## Exercise instructions
Using the records that follow, work out the number of lines with the word "bearbeiten" in them; reply with that number only.

START Materials provided

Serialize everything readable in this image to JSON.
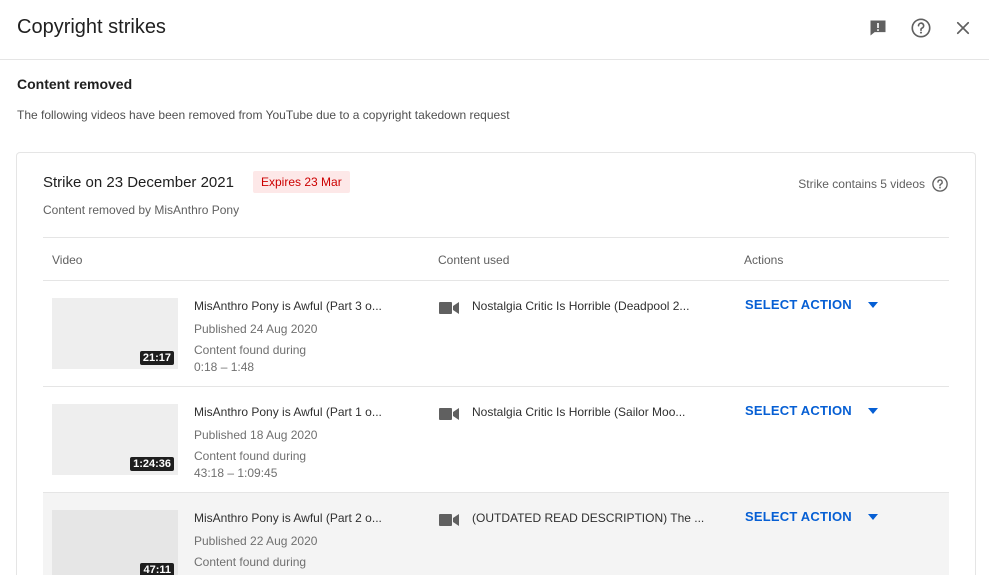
{
  "header": {
    "title": "Copyright strikes"
  },
  "section": {
    "title": "Content removed",
    "description": "The following videos have been removed from YouTube due to a copyright takedown request"
  },
  "strike": {
    "title": "Strike on 23 December 2021",
    "expires": "Expires 23 Mar",
    "removed_by": "Content removed by MisAnthro Pony",
    "contains": "Strike contains 5 videos"
  },
  "table": {
    "headers": {
      "video": "Video",
      "content_used": "Content used",
      "actions": "Actions"
    },
    "rows": [
      {
        "duration": "21:17",
        "title": "MisAnthro Pony is Awful (Part 3 o...",
        "published": "Published 24 Aug 2020",
        "found_label": "Content found during",
        "found_range": "0:18 – 1:48",
        "content_used": "Nostalgia Critic Is Horrible (Deadpool 2...",
        "action": "SELECT ACTION"
      },
      {
        "duration": "1:24:36",
        "title": "MisAnthro Pony is Awful (Part 1 o...",
        "published": "Published 18 Aug 2020",
        "found_label": "Content found during",
        "found_range": "43:18 – 1:09:45",
        "content_used": "Nostalgia Critic Is Horrible (Sailor Moo...",
        "action": "SELECT ACTION"
      },
      {
        "duration": "47:11",
        "title": "MisAnthro Pony is Awful (Part 2 o...",
        "published": "Published 22 Aug 2020",
        "found_label": "Content found during",
        "found_range": "",
        "content_used": "(OUTDATED READ DESCRIPTION) The ...",
        "action": "SELECT ACTION"
      }
    ]
  },
  "icons": {
    "feedback": "feedback-icon",
    "help": "help-icon",
    "close": "close-icon",
    "camera": "video-camera-icon",
    "dropdown": "caret-down-icon"
  },
  "colors": {
    "accent": "#065fd4",
    "badge_bg": "#fde8e8",
    "badge_text": "#cc0000"
  }
}
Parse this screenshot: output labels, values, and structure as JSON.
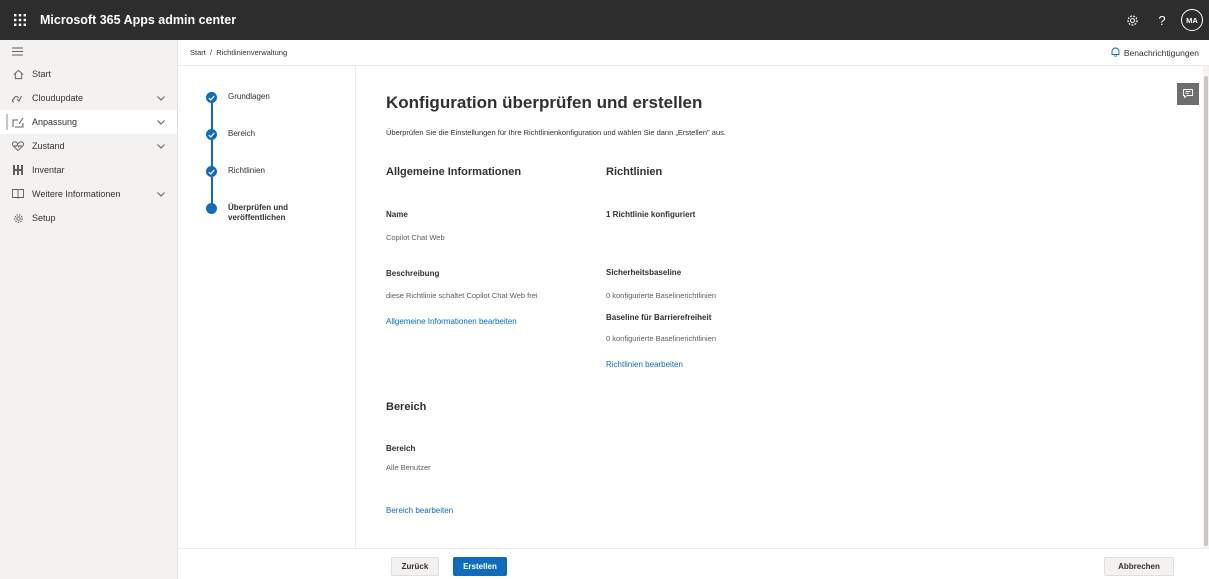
{
  "app": {
    "title": "Microsoft 365 Apps admin center",
    "avatar_initials": "MA"
  },
  "topbar": {
    "icons": [
      "waffle-icon",
      "gear-icon",
      "help-icon"
    ],
    "help_glyph": "?"
  },
  "nav": {
    "items": [
      {
        "label": "Start",
        "icon": "home-icon",
        "has_chevron": false
      },
      {
        "label": "Cloudupdate",
        "icon": "cloud-update-icon",
        "has_chevron": true
      },
      {
        "label": "Anpassung",
        "icon": "customize-icon",
        "has_chevron": true,
        "selected": true
      },
      {
        "label": "Zustand",
        "icon": "heart-icon",
        "has_chevron": true
      },
      {
        "label": "Inventar",
        "icon": "inventory-icon",
        "has_chevron": false
      },
      {
        "label": "Weitere Informationen",
        "icon": "book-icon",
        "has_chevron": true
      },
      {
        "label": "Setup",
        "icon": "setup-gear-icon",
        "has_chevron": false
      }
    ]
  },
  "breadcrumb": {
    "text": "Start  /  Richtlinienverwaltung"
  },
  "notifications": {
    "label": "Benachrichtigungen"
  },
  "stepper": {
    "steps": [
      {
        "label": "Grundlagen",
        "status": "complete"
      },
      {
        "label": "Bereich",
        "status": "complete"
      },
      {
        "label": "Richtlinien",
        "status": "complete"
      },
      {
        "label": "Überprüfen und veröffentlichen",
        "status": "current"
      }
    ]
  },
  "main": {
    "title": "Konfiguration überprüfen und erstellen",
    "intro": "Überprüfen Sie die Einstellungen für Ihre Richtlinienkonfiguration und wählen Sie dann „Erstellen\" aus.",
    "general": {
      "heading": "Allgemeine Informationen",
      "name_label": "Name",
      "name_value": "Copilot Chat Web",
      "desc_label": "Beschreibung",
      "desc_value": "diese Richtlinie schaltet Copilot Chat Web frei",
      "edit_link": "Allgemeine Informationen bearbeiten"
    },
    "policies": {
      "heading": "Richtlinien",
      "configured": "1 Richtlinie konfiguriert",
      "security_label": "Sicherheitsbaseline",
      "security_value": "0 konfigurierte Baselinerichtlinien",
      "access_label": "Baseline für Barrierefreiheit",
      "access_value": "0 konfigurierte Baselinerichtlinien",
      "edit_link": "Richtlinien bearbeiten"
    },
    "scope": {
      "heading": "Bereich",
      "label": "Bereich",
      "value": "Alle Benutzer",
      "edit_link": "Bereich bearbeiten"
    }
  },
  "footer": {
    "back": "Zurück",
    "create": "Erstellen",
    "cancel": "Abbrechen"
  },
  "colors": {
    "topbar": "#2d2d2d",
    "accent": "#0f6cbd",
    "nav_bg": "#f3f2f1"
  }
}
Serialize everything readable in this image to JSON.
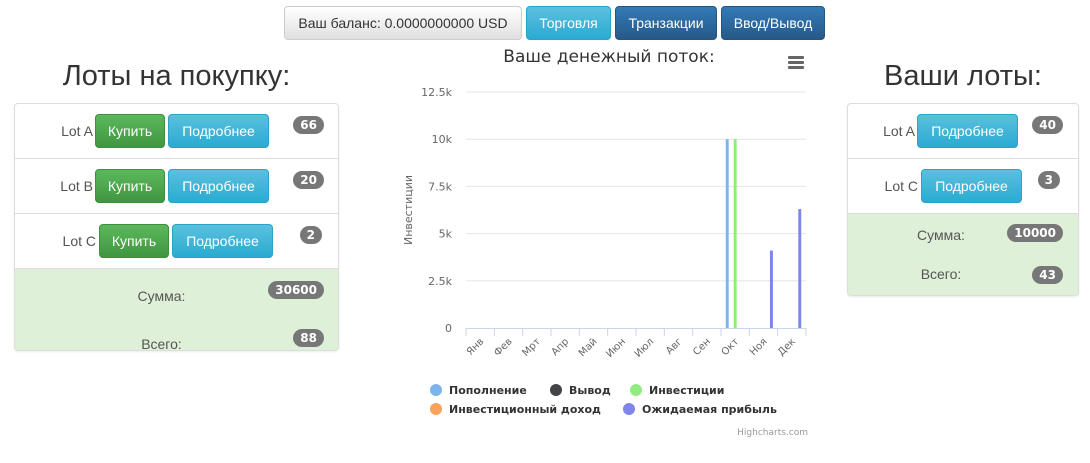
{
  "topbar": {
    "balance_label": "Ваш баланс: 0.0000000000 USD",
    "trade_label": "Торговля",
    "transactions_label": "Транзакции",
    "deposit_label": "Ввод/Вывод"
  },
  "buy_lots": {
    "title": "Лоты на покупку:",
    "items": [
      {
        "name": "Lot A",
        "buy_label": "Купить",
        "details_label": "Подробнее",
        "count": "66"
      },
      {
        "name": "Lot B",
        "buy_label": "Купить",
        "details_label": "Подробнее",
        "count": "20"
      },
      {
        "name": "Lot C",
        "buy_label": "Купить",
        "details_label": "Подробнее",
        "count": "2"
      }
    ],
    "sum_label": "Сумма:",
    "sum_value": "30600",
    "total_label": "Всего:",
    "total_value": "88"
  },
  "my_lots": {
    "title": "Ваши лоты:",
    "items": [
      {
        "name": "Lot A",
        "details_label": "Подробнее",
        "count": "40"
      },
      {
        "name": "Lot C",
        "details_label": "Подробнее",
        "count": "3"
      }
    ],
    "sum_label": "Сумма:",
    "sum_value": "10000",
    "total_label": "Всего:",
    "total_value": "43"
  },
  "chart_data": {
    "type": "bar",
    "title": "Ваше денежный поток:",
    "ylabel": "Инвестиции",
    "xlabel": "",
    "ylim": [
      0,
      12500
    ],
    "yticks": [
      0,
      2500,
      5000,
      7500,
      10000,
      12500
    ],
    "ytick_labels": [
      "0",
      "2.5k",
      "5k",
      "7.5k",
      "10k",
      "12.5k"
    ],
    "categories": [
      "Янв",
      "Фев",
      "Мрт",
      "Апр",
      "Май",
      "Июн",
      "Июл",
      "Авг",
      "Сен",
      "Окт",
      "Ноя",
      "Дек"
    ],
    "series": [
      {
        "name": "Пополнение",
        "color": "#7cb5ec",
        "values": [
          0,
          0,
          0,
          0,
          0,
          0,
          0,
          0,
          0,
          10000,
          0,
          0
        ]
      },
      {
        "name": "Вывод",
        "color": "#434348",
        "values": [
          0,
          0,
          0,
          0,
          0,
          0,
          0,
          0,
          0,
          0,
          0,
          0
        ]
      },
      {
        "name": "Инвестиции",
        "color": "#90ed7d",
        "values": [
          0,
          0,
          0,
          0,
          0,
          0,
          0,
          0,
          0,
          10000,
          0,
          0
        ]
      },
      {
        "name": "Инвестиционный доход",
        "color": "#f7a35c",
        "values": [
          0,
          0,
          0,
          0,
          0,
          0,
          0,
          0,
          0,
          0,
          0,
          0
        ]
      },
      {
        "name": "Ожидаемая прибыль",
        "color": "#8085e9",
        "values": [
          0,
          0,
          0,
          0,
          0,
          0,
          0,
          0,
          0,
          0,
          4100,
          6300
        ]
      }
    ],
    "legend_position": "bottom",
    "grid": true,
    "credits": "Highcharts.com"
  },
  "colors": {
    "success": "#5cb85c",
    "info": "#5bc0de",
    "primary": "#337ab7",
    "sum_bg": "#dff0d8",
    "badge": "#777777"
  },
  "icons": {
    "chart_menu": "hamburger-menu-icon"
  }
}
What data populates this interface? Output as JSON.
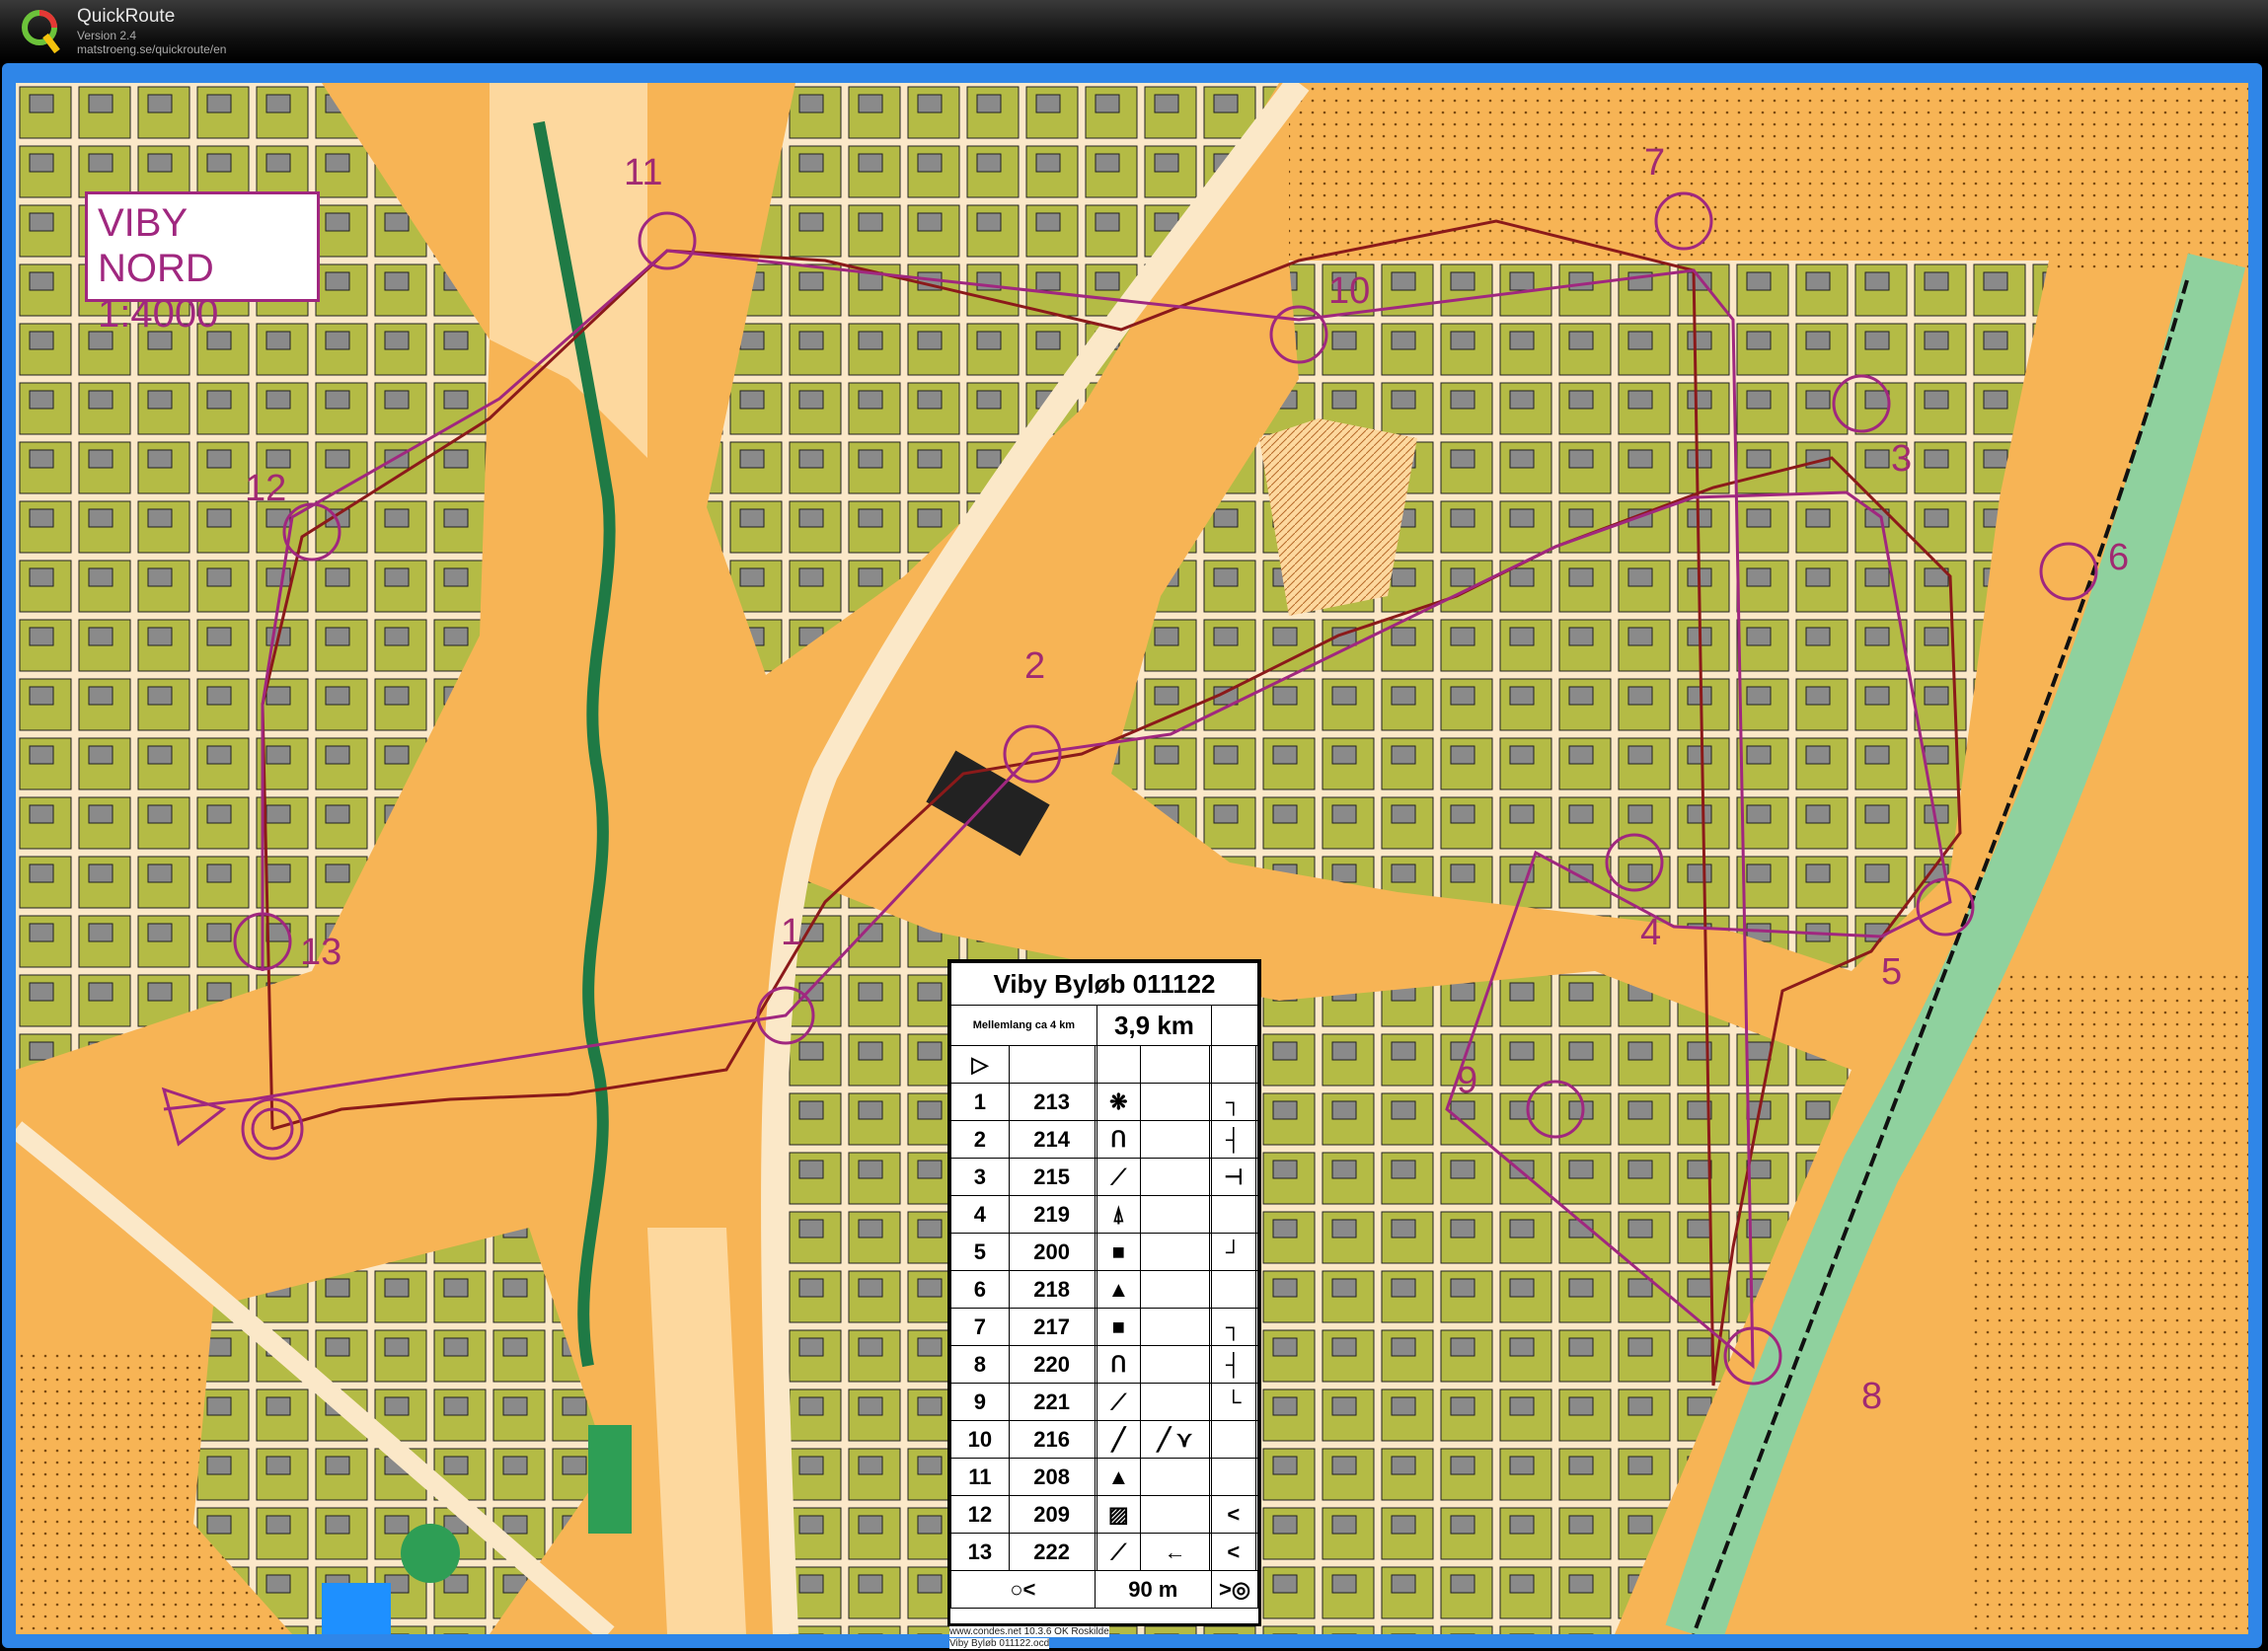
{
  "window": {
    "title": "QuickRoute",
    "version": "Version 2.4",
    "url": "matstroeng.se/quickroute/en"
  },
  "map": {
    "name": "VIBY NORD",
    "scale": "1:4000",
    "colors": {
      "course": "#a0277f",
      "route": "#8b1a1a",
      "open_land": "#f7b455",
      "rough_open": "#fdd89e",
      "urban": "#b8be4a",
      "building": "#8c8c8c",
      "forest": "#1f8a4e",
      "water": "#1e90ff",
      "road": "#fbe8c8"
    },
    "controls": [
      {
        "num": "1"
      },
      {
        "num": "2"
      },
      {
        "num": "3"
      },
      {
        "num": "4"
      },
      {
        "num": "5"
      },
      {
        "num": "6"
      },
      {
        "num": "7"
      },
      {
        "num": "8"
      },
      {
        "num": "9"
      },
      {
        "num": "10"
      },
      {
        "num": "11"
      },
      {
        "num": "12"
      },
      {
        "num": "13"
      }
    ]
  },
  "description_sheet": {
    "title": "Viby Byløb 011122",
    "course": "Mellemlang ca 4 km",
    "length": "3,9 km",
    "start_symbol": "▷",
    "rows": [
      {
        "n": "1",
        "code": "213",
        "feature": "❋",
        "extra": "",
        "detail": "┐"
      },
      {
        "n": "2",
        "code": "214",
        "feature": "ᑎ",
        "extra": "",
        "detail": "┤"
      },
      {
        "n": "3",
        "code": "215",
        "feature": "⟋",
        "extra": "",
        "detail": "⊣"
      },
      {
        "n": "4",
        "code": "219",
        "feature": "⍋",
        "extra": "",
        "detail": ""
      },
      {
        "n": "5",
        "code": "200",
        "feature": "■",
        "extra": "",
        "detail": "┘"
      },
      {
        "n": "6",
        "code": "218",
        "feature": "▲",
        "extra": "",
        "detail": ""
      },
      {
        "n": "7",
        "code": "217",
        "feature": "■",
        "extra": "",
        "detail": "┐"
      },
      {
        "n": "8",
        "code": "220",
        "feature": "ᑎ",
        "extra": "",
        "detail": "┤"
      },
      {
        "n": "9",
        "code": "221",
        "feature": "⟋",
        "extra": "",
        "detail": "└"
      },
      {
        "n": "10",
        "code": "216",
        "feature": "╱",
        "extra": "╱ ⋎",
        "detail": ""
      },
      {
        "n": "11",
        "code": "208",
        "feature": "▲",
        "extra": "",
        "detail": ""
      },
      {
        "n": "12",
        "code": "209",
        "feature": "▨",
        "extra": "",
        "detail": "<"
      },
      {
        "n": "13",
        "code": "222",
        "feature": "⟋",
        "extra": "←",
        "detail": "<"
      }
    ],
    "finish_distance": "90 m",
    "finish_left": "○<",
    "finish_right": ">◎"
  },
  "footer": {
    "line1": "www.condes.net 10.3.6 OK Roskilde",
    "line2": "Viby Byløb 011122.ocd"
  }
}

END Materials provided

## Result for this task
3